Super Bowl
A member of the New England Patriots hoists the Vince Lombardi Trophy after defeating the Seattle Seahawks in Super Bowl XLIX at University of Phoenix Stadium in Glendale, Arizona, Feb. 1, 2015. Reuters/Mark J. Rebilas-USA Today Sports

A petition is calling for the NFL to revoke its agreement with Houston to host Super Bowl LI in 2017. The protest is unfolding after Houston residents voted Tuesday to reject the Houston Equal Rights Ordinance, an anti-discrimination law designed to protect the rights of lesbian, gay, bisexual and transgender individuals.

Houston repealed the act, dubbed HERO, by a vote of 61 percent to 39 percent. Opponents alleged the ordinance would infringe upon religious freedom and that allowing transgender individuals to use public bathrooms would enable sexual predators, the Associated Press reported. Originally approved by the Houston City Council in May 2014, HERO would have made it more difficult for local businesses and housing officials to discriminate based on sexual orientation, age or race.

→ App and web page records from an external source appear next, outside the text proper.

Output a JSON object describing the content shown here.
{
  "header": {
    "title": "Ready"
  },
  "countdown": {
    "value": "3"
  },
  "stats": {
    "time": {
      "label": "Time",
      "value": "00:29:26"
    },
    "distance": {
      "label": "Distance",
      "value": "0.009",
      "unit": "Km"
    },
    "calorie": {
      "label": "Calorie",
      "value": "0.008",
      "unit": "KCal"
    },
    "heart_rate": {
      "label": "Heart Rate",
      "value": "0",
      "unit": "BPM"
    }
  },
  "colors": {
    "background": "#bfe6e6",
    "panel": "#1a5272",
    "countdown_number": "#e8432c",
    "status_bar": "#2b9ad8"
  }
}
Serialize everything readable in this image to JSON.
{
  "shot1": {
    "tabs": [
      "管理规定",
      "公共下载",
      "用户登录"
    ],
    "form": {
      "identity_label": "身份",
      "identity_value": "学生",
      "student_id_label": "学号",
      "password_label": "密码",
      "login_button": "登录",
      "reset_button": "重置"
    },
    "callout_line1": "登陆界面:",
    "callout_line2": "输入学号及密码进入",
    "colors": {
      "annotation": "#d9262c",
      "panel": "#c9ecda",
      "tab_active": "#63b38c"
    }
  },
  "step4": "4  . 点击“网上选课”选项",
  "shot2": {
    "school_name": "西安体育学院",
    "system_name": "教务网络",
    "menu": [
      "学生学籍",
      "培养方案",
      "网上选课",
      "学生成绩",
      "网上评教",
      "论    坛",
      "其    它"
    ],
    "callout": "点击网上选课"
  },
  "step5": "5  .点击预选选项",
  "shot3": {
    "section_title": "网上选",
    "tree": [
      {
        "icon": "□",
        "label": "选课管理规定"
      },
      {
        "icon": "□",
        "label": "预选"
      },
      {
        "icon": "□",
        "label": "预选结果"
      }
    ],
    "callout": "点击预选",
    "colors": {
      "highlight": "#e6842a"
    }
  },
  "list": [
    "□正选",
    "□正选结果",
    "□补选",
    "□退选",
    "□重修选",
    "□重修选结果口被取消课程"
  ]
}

The petition, which had amassed nearly 2,000 online signatures by Thursday morning, calls on the NFL to “make a profound statement” on equality by moving the Super Bowl out of Houston. “By pulling the game from Houston, the NFL can demonstrate its commitment to equality, freedom and justice in a truly meaningful way,” the petition said.

Local officials, including Houston Mayor Annise Parker, warned that HERO’s repeal could lead to boycotts and otherwise affect the city’s economy -- a troubling prospect as Houston prepares to host Super Bowl LI. Officials in Glendale, Arizona, the city that hosted Super Bowl XLIX last February, projected an economic windfall of more than $500 million as a direct result of the event. A follow-up study commissioned by the Arizona Super Bowl Host Committee estimated the event’s impact on the local economy was greater than $700 million, reported.

Despite the public outcry, the NFL confirmed Wednesday that HERO’s repeal “will not affect our plans for Super Bowl LI in 2007.”

“We will work closely with Houston Super Bowl Host Committee to make sure all fans feel welcomed at our events. Our policies emphasize tolerance and inclusiveness, and prohibit discrimination based on age, gender, race, religion, sexual orientation or any other improper standard,” the NFL said in a statement.